We're having a beach wedding. What should we do about our cake?

That depends on what your cake is made of. Avoid mousse fillings, which need refrigeration; opt for jam. If you choose buttercream icing, be sure it's made with a mixture of shortening and butter as opposed to just butter; the combination holds up longer without degrading. Of course, in a hot-weather setting, you might consider forgoing a cake altogether and offering something that is easier to keep cold, such as pies, cookies, or cupcakes.

Is it a good idea to have other dessert options?

Yes. Many caterers provide a small dessert as part of the per-person price of the meal -- think plates of cookies or petits fours at each table. You can also offer guests:

  • A dessert bar, with everything from make-your-own sundaes to cookies, cakes, and pies.
  • A chocolate fountain, which can be pretty expensive.
  • An espresso or cappuccino bar.
  • A cotton-candy machine -- lots of fun for the children.
  • A "Sorbetero" that rolls into an outdoor reception, mid-dancing, as a refresher.
Where should we display our cake?

Many venues have a spot where they routinely display a wedding cake, chosen to showcase it and to keep it safe (in front of a mirror in a corner or near a picture window, for example). Make sure there isn't anything distracting in the background, like a fire extinguisher, or an exit sign that will show up in photos. And know that spotlights and sun streaming through windows can melt icing over time-particularly buttercream.

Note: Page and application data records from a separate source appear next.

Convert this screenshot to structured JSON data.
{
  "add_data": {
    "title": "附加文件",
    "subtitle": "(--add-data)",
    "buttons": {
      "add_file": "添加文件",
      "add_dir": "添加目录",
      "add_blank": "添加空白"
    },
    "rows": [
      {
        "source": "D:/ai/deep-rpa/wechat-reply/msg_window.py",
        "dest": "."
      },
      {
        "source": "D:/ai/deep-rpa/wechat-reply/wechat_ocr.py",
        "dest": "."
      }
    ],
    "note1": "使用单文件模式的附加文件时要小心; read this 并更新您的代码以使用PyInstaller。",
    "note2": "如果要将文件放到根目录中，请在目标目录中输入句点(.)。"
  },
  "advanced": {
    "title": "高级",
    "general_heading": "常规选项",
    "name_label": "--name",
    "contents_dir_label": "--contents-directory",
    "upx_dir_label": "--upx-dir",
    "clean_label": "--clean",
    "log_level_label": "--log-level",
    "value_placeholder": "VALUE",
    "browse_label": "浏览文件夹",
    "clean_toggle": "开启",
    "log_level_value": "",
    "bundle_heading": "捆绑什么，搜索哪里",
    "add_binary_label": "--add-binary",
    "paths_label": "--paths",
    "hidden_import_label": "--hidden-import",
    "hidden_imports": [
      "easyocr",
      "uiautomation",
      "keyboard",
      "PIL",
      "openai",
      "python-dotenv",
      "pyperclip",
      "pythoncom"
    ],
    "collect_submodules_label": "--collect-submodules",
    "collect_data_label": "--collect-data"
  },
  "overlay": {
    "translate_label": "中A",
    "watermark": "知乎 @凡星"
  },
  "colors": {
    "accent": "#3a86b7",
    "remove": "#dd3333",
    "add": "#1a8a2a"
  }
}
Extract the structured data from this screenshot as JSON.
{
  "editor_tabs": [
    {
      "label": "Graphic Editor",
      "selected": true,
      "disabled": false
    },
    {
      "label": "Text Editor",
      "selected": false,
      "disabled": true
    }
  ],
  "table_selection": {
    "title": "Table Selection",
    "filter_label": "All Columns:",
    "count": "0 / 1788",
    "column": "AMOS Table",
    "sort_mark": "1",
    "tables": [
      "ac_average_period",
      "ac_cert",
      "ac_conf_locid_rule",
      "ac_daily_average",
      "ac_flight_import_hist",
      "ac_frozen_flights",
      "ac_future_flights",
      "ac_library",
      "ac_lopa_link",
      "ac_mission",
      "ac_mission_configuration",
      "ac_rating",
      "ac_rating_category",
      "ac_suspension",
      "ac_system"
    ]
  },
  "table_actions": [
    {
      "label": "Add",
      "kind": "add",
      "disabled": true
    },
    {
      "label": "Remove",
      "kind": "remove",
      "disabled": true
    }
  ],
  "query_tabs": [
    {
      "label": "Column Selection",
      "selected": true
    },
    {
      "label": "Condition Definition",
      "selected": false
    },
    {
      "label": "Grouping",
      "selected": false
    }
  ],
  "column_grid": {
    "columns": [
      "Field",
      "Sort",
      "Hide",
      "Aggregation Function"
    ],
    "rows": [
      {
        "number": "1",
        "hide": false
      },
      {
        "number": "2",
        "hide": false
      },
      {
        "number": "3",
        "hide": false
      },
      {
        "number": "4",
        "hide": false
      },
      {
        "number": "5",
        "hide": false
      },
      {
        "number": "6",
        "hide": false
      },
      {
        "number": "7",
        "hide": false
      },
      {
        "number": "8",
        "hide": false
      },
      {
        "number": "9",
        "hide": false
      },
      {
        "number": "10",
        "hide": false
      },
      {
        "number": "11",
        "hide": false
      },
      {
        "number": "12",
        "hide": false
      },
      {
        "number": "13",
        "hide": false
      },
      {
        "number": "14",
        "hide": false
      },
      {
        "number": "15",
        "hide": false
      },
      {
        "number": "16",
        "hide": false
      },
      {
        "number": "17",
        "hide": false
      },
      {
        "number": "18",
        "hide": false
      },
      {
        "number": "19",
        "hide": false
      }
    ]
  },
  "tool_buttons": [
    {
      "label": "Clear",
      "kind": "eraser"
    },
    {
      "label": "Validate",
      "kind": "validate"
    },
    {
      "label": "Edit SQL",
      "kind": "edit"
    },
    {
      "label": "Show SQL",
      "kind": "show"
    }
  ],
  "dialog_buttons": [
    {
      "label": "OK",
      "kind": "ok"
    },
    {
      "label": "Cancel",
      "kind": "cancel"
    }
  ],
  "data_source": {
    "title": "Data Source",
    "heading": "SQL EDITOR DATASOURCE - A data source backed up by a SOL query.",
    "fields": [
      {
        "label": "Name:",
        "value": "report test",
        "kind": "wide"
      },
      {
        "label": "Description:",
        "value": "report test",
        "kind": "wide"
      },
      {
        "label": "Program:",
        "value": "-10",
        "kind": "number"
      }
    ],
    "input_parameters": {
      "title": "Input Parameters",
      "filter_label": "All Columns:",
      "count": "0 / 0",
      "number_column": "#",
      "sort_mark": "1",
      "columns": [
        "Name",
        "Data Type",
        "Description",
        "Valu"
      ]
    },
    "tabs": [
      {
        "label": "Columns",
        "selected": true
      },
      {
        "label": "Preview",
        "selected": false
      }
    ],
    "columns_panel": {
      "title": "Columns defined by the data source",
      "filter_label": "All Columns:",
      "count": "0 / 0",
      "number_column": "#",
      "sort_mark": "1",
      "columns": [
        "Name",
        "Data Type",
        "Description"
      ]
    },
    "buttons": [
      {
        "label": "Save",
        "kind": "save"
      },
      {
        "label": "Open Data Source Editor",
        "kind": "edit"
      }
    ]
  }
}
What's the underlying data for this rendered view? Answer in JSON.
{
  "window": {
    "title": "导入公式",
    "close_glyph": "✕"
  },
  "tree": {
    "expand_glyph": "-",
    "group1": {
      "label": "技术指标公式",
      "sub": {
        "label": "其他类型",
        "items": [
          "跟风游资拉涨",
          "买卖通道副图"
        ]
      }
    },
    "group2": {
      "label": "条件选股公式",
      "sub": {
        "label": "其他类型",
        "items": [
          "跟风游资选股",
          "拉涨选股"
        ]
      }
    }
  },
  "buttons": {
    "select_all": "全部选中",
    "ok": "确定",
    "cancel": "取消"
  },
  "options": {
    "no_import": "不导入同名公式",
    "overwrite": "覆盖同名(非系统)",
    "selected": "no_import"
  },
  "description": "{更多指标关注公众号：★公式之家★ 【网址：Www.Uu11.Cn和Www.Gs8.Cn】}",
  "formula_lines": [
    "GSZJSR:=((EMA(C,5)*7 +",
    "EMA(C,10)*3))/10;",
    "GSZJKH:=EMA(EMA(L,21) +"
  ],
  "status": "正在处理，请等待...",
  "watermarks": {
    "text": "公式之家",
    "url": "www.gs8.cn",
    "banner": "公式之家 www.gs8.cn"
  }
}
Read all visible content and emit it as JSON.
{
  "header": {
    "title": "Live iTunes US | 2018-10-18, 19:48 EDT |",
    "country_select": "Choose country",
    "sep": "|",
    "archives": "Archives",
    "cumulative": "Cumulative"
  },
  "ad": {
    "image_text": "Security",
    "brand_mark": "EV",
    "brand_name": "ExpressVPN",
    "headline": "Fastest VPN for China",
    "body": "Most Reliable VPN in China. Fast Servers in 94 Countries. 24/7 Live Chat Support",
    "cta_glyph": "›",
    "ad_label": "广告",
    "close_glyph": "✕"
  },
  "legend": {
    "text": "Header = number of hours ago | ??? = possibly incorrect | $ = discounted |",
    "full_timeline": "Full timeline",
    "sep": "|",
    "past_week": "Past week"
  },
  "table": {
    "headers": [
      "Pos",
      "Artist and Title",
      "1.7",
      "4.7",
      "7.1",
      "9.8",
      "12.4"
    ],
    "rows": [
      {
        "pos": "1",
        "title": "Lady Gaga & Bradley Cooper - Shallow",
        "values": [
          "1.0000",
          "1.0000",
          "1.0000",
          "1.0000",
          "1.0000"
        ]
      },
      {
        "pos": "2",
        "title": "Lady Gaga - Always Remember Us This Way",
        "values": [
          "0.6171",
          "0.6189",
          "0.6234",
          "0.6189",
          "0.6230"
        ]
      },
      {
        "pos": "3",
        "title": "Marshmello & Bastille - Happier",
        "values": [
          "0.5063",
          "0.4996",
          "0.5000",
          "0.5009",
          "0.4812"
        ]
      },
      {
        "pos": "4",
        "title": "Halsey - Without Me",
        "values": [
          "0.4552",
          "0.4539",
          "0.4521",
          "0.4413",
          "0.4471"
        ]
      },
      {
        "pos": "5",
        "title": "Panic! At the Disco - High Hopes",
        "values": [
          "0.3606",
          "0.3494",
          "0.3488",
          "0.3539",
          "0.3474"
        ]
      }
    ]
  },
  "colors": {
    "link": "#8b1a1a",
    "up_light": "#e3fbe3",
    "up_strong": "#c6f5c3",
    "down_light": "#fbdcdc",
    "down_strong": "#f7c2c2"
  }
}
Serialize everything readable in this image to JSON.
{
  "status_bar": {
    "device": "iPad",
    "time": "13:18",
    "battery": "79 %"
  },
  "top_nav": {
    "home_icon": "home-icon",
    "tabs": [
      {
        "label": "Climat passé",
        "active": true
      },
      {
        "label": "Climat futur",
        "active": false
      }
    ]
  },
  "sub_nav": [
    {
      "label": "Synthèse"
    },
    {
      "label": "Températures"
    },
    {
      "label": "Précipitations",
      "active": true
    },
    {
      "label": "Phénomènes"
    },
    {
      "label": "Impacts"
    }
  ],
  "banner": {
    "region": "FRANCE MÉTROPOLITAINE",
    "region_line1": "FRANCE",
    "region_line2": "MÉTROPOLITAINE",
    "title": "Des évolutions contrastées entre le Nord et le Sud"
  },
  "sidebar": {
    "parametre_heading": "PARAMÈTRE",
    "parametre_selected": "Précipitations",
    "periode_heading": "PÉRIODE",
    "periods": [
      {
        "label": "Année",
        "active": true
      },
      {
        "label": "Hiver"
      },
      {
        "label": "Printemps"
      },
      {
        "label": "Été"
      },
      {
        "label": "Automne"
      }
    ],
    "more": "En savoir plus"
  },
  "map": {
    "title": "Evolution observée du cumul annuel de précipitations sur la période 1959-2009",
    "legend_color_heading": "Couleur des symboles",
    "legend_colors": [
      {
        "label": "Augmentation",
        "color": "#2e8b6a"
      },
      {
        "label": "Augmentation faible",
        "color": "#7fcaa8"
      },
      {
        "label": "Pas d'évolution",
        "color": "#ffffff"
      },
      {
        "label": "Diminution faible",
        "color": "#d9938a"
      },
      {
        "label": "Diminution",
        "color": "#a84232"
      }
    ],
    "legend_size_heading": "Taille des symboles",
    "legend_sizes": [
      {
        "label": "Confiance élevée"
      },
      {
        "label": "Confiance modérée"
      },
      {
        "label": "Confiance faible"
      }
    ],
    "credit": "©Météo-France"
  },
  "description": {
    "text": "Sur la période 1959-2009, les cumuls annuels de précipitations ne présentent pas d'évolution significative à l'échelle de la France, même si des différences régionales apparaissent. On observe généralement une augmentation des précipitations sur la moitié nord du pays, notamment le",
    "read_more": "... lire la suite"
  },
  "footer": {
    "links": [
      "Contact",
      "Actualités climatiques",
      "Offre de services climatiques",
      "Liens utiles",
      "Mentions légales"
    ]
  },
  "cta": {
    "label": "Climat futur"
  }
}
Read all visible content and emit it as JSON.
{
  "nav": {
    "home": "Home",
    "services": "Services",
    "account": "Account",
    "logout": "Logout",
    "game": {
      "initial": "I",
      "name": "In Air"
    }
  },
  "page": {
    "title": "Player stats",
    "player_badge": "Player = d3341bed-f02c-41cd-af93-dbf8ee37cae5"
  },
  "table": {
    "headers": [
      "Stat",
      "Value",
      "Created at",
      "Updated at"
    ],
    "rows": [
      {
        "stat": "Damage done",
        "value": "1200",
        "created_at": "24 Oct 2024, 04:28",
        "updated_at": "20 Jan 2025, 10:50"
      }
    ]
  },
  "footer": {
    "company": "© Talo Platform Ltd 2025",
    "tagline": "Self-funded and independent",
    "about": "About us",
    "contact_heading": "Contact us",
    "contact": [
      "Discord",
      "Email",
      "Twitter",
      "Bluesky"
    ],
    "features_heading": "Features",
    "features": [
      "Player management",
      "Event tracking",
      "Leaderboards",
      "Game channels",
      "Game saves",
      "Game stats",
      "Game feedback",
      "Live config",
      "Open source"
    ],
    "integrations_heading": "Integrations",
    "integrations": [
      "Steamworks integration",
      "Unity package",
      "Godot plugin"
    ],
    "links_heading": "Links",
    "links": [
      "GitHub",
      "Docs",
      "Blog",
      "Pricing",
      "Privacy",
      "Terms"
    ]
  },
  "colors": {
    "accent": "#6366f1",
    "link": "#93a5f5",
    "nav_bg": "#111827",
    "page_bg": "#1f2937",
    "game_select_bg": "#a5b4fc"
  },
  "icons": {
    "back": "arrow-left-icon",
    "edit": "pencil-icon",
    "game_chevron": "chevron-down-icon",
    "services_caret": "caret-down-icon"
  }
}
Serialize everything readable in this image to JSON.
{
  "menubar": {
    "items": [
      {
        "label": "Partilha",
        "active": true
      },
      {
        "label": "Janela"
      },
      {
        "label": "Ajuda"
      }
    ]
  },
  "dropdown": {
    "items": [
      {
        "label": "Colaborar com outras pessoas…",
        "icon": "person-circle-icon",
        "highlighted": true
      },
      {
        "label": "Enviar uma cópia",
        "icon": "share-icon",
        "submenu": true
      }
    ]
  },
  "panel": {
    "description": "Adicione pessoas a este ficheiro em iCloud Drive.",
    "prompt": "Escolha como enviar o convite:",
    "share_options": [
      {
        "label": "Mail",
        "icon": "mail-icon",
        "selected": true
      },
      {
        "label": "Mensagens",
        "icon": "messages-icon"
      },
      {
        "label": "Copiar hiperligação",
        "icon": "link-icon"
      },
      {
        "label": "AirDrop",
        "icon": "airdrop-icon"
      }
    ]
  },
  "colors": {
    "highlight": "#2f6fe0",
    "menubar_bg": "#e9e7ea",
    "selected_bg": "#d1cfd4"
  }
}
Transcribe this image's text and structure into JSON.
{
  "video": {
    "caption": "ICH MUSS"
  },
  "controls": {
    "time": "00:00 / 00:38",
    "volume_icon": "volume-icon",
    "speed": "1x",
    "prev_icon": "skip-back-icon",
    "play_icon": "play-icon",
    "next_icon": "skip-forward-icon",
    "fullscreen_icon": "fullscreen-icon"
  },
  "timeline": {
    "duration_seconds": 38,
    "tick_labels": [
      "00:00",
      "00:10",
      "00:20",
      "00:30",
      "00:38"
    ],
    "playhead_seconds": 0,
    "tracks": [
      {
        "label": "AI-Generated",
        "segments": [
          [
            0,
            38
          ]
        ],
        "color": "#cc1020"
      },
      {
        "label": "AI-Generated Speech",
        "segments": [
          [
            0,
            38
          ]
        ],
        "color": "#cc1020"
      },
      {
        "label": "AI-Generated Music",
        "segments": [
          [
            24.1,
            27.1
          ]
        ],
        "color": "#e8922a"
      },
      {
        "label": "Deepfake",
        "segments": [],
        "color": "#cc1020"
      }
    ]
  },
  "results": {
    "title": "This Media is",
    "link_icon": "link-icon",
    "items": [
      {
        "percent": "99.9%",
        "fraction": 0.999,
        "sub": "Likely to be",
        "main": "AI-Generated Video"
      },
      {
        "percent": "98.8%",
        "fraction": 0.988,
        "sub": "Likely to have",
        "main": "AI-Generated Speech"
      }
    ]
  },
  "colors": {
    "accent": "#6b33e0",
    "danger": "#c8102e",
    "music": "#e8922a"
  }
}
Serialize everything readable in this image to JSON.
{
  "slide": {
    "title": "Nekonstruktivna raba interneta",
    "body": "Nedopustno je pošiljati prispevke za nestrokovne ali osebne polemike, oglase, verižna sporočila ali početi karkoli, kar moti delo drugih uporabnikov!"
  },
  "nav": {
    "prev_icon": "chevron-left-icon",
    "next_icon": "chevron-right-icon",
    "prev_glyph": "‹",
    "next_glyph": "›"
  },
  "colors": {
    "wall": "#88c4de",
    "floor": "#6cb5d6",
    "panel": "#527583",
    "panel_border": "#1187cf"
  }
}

If you don't want the cake where the site suggests, look around for a spot you prefer. One to avoid: the edge of the vibrating dance floor.

Do we have to have a cake cutting?

Well, no, you don't have to do anything. But if you have a cake on display, your guests are going to expect a little funfare. It is up to you whether to have a simple ceremonial slicing or to go all the way with a special song and mutual feeding.

A bit of background: History holds that cake cutting is symbolic of the first joint task you undertake as husband and wife. Traditionally, the husband feeds the wife first.

Any ideas for cake toppers?

The traditional bride-and-groom statue is waning in popularity in some areas (though if you want one, you can certainly find it from any wedding supplier). Some other ideas:

  • Borrow your parents' or grandparents' topper, or look at auction sites like eBay for a unique option.
  • Inscribe your new monogram on the tiers in icing.
  • Bundle some fresh flowers and arrange them on the top tier.
  • Find a figurine or even a holiday ornament that reflects something you fancy.
  • Place childhood photos in small lightwieght frames and set them on the confection.
  • Ask the baker to create a bow out of fondant and place it on the top of the cake.
How do we save a slice or the top tier of our wedding cake?

Follow these steps:

  • Remove nonedible decorations, like flowers, and place the unwrapped slice in the freezer for a few hours until the icing hardens. (If the cake is iced with fondant, omit this step.)
  • Wrap the slice in several layers of plastic wrap, then in foil.
  • Put in a plastic bag, then squeeze out all the air.
  • Place the bag in a cake box or a plastic container and freeze.
  • Remove from the freezer a few days pre-anniversary and let it defrost in the fridge.
  • Unwrap and dig in!

For more ideas and to order cakes in Davao please visit Tsokolate Cakes or phone (082)305-1940